Canberra’s war on whistleblowers and information is bipartisan, the product of decades of co-operation between major parties to expand the national security state. It’s hard not to see the government’s (and Labor’s) newfound concern for press freedom post-raids as a disingenuous response to the news cycle.

Patrick believes that the structural realities of major parties make it difficult for politicians to agitate around transparency issues. Politicians are forced to toe the party line, and are too concerned with the cost to their political careers to agitate for a winding back of national security laws. By contrast, Patrick says Centre Alliance is smaller, and therefore better able to push an agenda on these issues.

“One of the benefits of a smaller party is we’re not a party of government. We’re there as protectors who weigh into issues where others are silent.”

But Centre Alliance’s size comes with an obvious drawback: making actual change in sensitive areas will be hard. Patrick already points to some initial victories. Last year, the government passed a suite of laws beefing up protections for corporate whistleblowers. Patrick told Crikey he has received an undertaking from the government to introduce an equal whistleblower protection regime in the public sector and, with luck, there could be reform in the next three years.

That success could be incumbent on Patrick maintaining good relations with the government. Yesterday Home Affairs Minister Peter Dutton weighed in to Patrick and Pezzullo’s altercation, saying he sympathised with Pezzullo’s actions and labelled Patrick as someone who might “seek to misrepresent” the substance of their conversation. But Patrick has always been comfortable ruffling feathers, and making enemies when needed. 

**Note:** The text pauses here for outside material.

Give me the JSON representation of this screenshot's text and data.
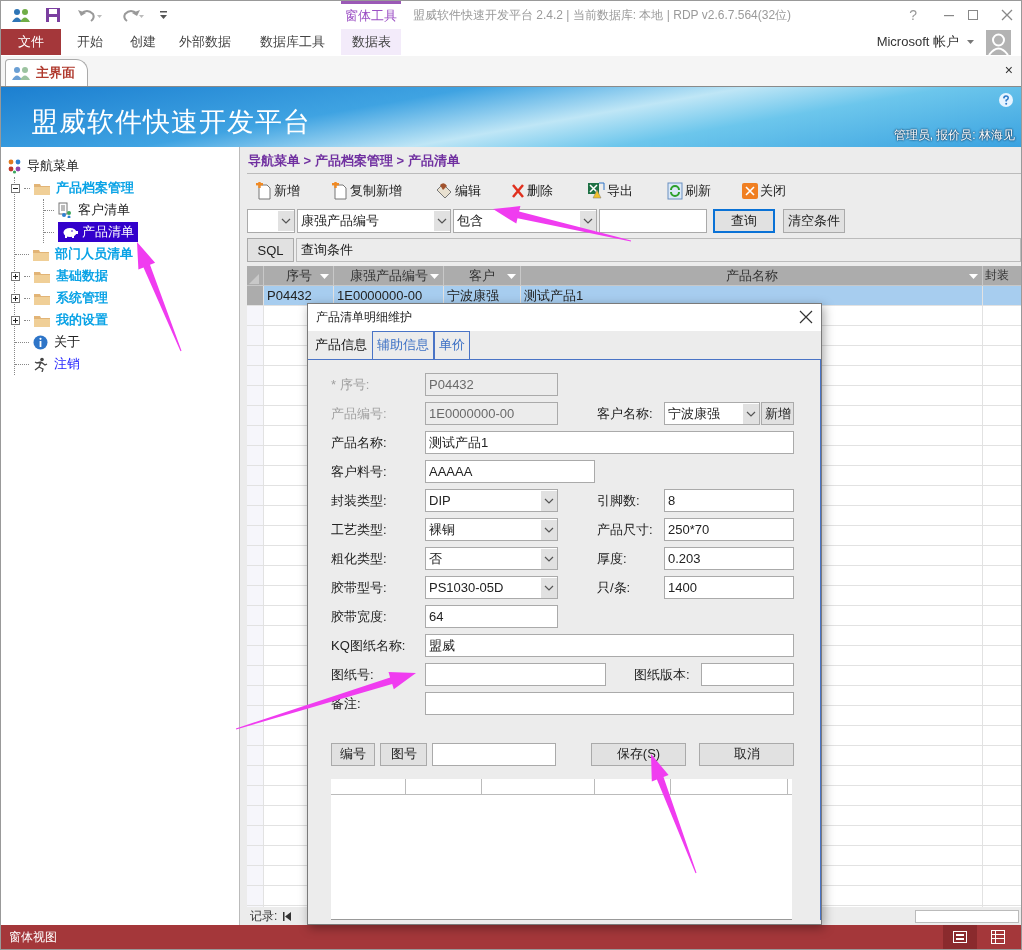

“If I hadn’t made a few enemies, I’d feel I wasn’t doing my job properly.”